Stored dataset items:
[Start of section]
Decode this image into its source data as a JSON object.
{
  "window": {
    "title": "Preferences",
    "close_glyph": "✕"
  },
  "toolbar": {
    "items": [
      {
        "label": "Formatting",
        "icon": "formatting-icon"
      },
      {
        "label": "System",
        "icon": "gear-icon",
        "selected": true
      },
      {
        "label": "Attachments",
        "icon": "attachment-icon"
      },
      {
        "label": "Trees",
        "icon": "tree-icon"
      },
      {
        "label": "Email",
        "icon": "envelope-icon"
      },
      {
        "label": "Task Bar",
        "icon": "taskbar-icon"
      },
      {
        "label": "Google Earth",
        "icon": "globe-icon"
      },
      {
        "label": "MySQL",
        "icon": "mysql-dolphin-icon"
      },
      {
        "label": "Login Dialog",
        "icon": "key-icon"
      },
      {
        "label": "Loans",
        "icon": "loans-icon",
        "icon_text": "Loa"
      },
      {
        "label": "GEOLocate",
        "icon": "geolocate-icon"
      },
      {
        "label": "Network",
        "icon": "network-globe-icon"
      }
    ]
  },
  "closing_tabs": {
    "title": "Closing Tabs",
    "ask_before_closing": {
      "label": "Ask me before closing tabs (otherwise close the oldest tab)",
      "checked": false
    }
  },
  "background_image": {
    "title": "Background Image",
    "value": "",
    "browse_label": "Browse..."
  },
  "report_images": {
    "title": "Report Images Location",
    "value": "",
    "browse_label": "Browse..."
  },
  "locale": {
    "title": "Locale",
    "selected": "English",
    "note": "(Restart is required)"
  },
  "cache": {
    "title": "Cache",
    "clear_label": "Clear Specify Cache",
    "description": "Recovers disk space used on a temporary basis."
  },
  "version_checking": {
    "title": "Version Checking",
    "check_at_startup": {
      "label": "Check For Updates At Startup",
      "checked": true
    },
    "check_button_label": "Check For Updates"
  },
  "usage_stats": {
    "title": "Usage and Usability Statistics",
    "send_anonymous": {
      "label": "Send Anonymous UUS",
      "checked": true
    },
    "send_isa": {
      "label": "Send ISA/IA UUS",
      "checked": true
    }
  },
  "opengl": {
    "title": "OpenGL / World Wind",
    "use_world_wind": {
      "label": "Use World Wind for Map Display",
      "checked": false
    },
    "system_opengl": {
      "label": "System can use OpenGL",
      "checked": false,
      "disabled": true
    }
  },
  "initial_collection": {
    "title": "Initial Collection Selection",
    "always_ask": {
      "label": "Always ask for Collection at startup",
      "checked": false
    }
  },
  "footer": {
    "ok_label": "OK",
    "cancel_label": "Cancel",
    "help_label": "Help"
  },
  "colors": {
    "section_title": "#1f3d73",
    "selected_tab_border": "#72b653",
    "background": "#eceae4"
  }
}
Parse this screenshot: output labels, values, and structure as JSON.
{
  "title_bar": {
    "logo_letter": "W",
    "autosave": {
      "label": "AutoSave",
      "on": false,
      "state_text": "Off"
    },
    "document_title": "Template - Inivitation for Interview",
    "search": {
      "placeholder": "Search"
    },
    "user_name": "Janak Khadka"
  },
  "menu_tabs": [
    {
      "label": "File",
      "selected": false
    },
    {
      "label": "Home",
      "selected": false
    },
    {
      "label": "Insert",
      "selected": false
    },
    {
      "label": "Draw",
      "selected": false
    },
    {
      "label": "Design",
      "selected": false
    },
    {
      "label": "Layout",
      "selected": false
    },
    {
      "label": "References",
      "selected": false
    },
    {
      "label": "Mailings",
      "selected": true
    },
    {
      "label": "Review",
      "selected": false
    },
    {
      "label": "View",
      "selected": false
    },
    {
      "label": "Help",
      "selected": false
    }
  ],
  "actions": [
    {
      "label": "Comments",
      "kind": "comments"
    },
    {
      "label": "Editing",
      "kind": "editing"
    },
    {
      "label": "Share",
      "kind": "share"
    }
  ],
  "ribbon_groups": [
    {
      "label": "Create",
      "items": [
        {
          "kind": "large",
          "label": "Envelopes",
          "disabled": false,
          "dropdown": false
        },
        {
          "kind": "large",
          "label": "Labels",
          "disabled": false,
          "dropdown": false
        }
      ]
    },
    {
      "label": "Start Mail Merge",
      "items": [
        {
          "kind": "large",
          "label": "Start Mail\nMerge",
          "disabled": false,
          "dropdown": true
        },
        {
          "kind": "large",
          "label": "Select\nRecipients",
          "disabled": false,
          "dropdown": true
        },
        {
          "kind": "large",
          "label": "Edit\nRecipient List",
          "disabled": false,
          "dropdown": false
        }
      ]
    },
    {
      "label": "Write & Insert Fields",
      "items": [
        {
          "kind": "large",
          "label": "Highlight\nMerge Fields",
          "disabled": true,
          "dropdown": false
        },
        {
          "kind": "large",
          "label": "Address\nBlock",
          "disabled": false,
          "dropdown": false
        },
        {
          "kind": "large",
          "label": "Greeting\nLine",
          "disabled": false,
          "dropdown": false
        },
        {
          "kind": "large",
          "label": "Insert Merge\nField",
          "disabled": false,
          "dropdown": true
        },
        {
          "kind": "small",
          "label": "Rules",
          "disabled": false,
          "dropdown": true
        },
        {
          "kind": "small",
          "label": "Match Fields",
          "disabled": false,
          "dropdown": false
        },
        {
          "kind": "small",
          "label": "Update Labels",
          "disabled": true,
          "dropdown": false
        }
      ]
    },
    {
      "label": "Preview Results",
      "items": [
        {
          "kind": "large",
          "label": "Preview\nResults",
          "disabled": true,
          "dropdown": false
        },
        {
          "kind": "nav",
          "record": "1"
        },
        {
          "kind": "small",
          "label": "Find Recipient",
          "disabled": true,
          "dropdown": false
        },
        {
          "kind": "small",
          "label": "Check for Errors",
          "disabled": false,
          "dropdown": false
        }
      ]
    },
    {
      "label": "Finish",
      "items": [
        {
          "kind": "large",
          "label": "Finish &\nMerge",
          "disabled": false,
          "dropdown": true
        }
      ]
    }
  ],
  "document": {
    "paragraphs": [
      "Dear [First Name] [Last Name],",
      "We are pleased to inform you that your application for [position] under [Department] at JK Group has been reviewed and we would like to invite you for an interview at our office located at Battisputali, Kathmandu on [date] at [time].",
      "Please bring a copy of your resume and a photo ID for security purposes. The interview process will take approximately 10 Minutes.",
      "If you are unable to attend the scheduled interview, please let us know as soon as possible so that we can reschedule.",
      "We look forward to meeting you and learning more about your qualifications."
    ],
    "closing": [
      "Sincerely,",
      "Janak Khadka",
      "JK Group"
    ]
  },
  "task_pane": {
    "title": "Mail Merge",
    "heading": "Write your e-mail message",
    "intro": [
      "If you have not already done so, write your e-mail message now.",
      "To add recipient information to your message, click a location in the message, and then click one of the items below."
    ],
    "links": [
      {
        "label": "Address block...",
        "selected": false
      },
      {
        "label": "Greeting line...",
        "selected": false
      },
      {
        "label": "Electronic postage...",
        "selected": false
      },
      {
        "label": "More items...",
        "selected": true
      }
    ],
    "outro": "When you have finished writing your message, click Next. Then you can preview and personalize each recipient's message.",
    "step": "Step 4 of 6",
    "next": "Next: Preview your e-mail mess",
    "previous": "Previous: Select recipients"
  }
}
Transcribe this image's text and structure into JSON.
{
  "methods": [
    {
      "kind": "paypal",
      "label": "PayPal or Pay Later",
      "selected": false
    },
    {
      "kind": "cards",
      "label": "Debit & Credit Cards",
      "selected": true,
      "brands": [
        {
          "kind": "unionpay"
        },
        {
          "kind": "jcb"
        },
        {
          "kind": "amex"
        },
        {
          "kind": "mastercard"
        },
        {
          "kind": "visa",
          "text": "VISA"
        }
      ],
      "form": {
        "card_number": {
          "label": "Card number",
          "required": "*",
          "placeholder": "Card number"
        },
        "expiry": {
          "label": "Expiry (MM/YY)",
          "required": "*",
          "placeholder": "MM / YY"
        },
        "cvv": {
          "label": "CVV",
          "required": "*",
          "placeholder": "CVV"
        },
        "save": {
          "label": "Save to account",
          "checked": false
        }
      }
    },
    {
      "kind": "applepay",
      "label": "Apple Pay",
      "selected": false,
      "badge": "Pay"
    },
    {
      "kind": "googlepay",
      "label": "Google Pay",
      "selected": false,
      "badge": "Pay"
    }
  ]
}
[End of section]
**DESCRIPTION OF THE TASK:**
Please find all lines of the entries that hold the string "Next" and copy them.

**WRITTEN ANSWER:**
    "outro": "When you have finished writing your message, click Next. Then you can preview and personalize each recipient's message.",
    "next": "Next: Preview your e-mail mess",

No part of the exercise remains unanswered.